§ TASK TO CARRY OUT
Take every line containing "speaker" out of the records.

Page and application data records:
:::::

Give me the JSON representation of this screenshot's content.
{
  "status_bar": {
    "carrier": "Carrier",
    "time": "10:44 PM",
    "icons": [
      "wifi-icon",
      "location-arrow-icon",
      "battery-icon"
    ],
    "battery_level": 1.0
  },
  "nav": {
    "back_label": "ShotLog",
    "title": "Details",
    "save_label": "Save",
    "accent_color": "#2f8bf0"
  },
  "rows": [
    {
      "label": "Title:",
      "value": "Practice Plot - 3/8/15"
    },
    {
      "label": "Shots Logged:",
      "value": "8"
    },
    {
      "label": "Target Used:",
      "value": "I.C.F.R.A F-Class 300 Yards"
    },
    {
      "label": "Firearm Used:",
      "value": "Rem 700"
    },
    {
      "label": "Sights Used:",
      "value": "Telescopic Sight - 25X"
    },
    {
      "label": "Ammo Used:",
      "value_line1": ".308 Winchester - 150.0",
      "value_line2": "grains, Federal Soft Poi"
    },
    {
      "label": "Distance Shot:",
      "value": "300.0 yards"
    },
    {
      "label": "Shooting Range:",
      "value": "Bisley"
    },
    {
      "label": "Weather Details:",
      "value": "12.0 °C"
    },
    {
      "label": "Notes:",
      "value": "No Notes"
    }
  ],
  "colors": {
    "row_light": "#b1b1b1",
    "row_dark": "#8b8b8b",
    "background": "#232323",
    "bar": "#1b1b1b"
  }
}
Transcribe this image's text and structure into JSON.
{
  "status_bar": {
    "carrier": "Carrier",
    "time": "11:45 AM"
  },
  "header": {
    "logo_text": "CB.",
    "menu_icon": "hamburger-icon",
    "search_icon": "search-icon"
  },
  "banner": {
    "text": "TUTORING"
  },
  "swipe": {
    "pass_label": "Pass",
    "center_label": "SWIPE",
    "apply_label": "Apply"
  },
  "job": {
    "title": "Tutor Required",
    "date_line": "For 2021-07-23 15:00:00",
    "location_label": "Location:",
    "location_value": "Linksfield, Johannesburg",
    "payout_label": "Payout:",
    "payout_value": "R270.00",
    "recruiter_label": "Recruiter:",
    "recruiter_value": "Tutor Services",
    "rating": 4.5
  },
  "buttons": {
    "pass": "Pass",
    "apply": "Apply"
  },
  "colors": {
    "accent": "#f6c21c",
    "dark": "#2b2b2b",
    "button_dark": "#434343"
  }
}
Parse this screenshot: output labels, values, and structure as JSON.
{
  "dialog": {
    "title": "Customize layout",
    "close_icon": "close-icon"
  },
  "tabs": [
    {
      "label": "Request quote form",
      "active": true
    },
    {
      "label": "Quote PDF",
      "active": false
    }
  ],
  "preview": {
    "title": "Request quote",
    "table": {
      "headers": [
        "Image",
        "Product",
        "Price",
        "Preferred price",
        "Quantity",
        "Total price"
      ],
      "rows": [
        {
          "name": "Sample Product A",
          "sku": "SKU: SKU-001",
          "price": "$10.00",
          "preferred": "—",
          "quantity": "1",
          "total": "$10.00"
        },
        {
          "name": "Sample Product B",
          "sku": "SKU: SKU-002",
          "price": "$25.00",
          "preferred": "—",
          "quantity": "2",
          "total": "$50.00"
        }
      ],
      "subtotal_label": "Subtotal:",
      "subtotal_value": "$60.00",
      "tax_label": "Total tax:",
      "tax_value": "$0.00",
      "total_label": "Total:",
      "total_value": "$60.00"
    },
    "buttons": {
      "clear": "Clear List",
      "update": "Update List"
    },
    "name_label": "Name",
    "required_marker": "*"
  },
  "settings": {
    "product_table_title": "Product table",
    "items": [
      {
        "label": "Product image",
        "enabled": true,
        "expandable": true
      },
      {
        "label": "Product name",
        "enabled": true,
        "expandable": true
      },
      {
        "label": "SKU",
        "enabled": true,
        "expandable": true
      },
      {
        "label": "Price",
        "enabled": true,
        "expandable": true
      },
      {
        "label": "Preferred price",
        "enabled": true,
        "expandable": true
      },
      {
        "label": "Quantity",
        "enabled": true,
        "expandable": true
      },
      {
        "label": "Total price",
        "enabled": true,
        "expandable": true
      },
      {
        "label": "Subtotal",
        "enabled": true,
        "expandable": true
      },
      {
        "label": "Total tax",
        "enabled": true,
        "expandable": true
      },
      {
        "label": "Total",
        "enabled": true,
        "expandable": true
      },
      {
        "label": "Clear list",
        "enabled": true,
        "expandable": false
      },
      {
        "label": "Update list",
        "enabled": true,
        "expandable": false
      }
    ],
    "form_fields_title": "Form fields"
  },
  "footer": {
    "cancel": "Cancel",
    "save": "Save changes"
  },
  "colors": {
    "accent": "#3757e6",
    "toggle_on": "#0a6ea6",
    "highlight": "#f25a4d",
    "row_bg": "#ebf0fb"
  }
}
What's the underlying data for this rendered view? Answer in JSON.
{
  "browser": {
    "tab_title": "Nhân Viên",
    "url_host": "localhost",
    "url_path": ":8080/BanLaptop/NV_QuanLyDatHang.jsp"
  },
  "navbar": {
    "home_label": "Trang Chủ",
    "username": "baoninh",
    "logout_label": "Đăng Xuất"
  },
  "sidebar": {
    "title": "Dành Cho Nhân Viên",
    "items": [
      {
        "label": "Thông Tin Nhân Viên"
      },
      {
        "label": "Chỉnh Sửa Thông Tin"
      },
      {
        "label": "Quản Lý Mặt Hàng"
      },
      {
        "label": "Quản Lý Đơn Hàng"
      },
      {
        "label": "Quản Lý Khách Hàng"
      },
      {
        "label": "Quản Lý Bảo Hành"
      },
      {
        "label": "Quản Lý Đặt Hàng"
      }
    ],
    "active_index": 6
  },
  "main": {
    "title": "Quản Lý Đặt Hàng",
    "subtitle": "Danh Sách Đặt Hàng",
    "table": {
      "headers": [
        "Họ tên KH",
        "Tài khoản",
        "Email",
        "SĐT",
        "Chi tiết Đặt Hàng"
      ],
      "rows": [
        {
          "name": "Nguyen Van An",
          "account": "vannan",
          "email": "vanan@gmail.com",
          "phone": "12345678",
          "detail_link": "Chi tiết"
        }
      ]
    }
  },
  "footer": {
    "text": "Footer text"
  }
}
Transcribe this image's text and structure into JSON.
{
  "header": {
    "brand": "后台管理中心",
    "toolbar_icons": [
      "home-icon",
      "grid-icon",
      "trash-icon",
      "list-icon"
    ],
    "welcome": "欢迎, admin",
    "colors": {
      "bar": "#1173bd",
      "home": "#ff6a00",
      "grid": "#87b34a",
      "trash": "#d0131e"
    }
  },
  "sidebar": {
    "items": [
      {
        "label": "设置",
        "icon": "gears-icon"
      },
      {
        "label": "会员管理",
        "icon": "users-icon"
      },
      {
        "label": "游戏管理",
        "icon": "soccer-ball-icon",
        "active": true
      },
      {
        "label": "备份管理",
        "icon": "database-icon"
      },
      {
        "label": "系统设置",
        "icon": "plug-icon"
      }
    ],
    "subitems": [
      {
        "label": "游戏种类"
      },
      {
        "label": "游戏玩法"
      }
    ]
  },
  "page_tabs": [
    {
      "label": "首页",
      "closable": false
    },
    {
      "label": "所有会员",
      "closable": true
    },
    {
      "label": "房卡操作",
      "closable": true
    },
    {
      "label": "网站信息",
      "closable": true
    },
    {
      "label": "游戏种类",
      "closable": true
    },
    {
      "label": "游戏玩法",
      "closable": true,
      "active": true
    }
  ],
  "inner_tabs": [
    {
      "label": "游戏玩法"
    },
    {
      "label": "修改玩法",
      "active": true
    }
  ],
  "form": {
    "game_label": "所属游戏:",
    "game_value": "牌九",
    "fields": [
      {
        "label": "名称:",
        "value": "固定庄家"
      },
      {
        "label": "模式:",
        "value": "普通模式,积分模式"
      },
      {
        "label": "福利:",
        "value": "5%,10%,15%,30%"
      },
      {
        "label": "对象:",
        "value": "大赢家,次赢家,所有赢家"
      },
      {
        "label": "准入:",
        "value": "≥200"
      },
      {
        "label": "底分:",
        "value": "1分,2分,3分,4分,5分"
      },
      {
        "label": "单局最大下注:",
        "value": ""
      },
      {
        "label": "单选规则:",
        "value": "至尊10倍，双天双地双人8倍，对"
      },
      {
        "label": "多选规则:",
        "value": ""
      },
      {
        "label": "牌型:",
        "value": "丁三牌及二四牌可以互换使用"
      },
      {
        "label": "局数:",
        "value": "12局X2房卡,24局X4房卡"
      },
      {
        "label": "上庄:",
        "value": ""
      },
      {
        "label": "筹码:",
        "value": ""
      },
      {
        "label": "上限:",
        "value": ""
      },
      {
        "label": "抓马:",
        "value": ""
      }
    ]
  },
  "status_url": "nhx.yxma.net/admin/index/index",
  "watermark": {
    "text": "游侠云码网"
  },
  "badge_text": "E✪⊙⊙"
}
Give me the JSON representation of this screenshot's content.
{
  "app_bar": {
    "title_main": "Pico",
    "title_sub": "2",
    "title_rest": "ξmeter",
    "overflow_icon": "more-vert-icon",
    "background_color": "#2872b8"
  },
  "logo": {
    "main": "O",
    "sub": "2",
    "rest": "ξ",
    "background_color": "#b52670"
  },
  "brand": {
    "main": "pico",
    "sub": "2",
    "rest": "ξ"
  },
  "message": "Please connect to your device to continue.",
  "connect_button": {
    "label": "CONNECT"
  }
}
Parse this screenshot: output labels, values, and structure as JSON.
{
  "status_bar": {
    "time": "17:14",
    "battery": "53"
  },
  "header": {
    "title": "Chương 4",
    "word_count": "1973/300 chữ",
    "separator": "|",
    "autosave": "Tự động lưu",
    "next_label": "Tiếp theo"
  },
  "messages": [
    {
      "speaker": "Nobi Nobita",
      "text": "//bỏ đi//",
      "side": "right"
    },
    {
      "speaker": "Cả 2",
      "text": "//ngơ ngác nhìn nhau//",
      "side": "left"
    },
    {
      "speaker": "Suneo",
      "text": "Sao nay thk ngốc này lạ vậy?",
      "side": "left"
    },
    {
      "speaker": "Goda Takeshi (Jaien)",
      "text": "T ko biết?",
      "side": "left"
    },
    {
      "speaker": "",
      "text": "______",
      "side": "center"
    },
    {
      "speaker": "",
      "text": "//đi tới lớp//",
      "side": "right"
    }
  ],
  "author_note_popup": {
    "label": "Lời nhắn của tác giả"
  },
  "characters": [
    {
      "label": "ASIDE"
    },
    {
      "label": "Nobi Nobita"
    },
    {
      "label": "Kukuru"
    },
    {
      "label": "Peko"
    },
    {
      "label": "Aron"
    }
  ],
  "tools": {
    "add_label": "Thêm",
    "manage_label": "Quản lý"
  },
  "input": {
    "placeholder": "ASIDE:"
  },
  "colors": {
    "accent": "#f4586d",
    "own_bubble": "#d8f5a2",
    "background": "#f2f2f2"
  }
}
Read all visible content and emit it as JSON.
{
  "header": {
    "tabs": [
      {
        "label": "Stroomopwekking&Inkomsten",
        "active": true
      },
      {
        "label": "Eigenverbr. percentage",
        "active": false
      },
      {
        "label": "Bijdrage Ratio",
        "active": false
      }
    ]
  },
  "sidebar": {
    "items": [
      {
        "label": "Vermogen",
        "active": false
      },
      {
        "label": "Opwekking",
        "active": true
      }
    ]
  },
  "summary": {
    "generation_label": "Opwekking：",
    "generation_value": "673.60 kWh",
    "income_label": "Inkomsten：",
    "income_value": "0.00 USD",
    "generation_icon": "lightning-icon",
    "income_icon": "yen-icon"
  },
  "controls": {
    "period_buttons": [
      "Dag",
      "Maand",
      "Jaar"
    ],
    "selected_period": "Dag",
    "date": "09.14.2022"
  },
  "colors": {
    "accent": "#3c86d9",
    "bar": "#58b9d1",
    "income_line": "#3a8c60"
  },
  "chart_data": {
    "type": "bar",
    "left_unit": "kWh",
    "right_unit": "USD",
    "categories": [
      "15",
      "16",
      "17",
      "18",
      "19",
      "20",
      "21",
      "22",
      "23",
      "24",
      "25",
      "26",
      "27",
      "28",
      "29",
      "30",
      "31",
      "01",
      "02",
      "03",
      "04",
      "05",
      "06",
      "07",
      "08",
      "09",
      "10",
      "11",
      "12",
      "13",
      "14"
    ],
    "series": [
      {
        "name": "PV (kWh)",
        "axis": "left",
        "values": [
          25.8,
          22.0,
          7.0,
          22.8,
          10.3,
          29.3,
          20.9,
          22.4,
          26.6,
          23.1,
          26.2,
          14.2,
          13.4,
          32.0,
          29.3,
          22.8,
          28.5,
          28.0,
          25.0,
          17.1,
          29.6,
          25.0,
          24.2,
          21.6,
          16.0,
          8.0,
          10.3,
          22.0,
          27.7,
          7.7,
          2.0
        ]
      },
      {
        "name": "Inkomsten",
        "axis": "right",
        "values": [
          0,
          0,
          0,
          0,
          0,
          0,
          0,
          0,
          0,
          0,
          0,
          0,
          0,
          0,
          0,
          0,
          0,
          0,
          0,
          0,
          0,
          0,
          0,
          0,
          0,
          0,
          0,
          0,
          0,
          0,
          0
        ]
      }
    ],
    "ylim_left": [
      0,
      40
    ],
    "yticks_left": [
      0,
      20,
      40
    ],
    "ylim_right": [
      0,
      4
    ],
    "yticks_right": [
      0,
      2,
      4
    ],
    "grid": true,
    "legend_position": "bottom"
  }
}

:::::

§ EXERCISE RESULT
      "speaker": "Nobi Nobita",
      "speaker": "Cả 2",
      "speaker": "Suneo",
      "speaker": "Goda Takeshi (Jaien)",
      "speaker": "",
      "speaker": "",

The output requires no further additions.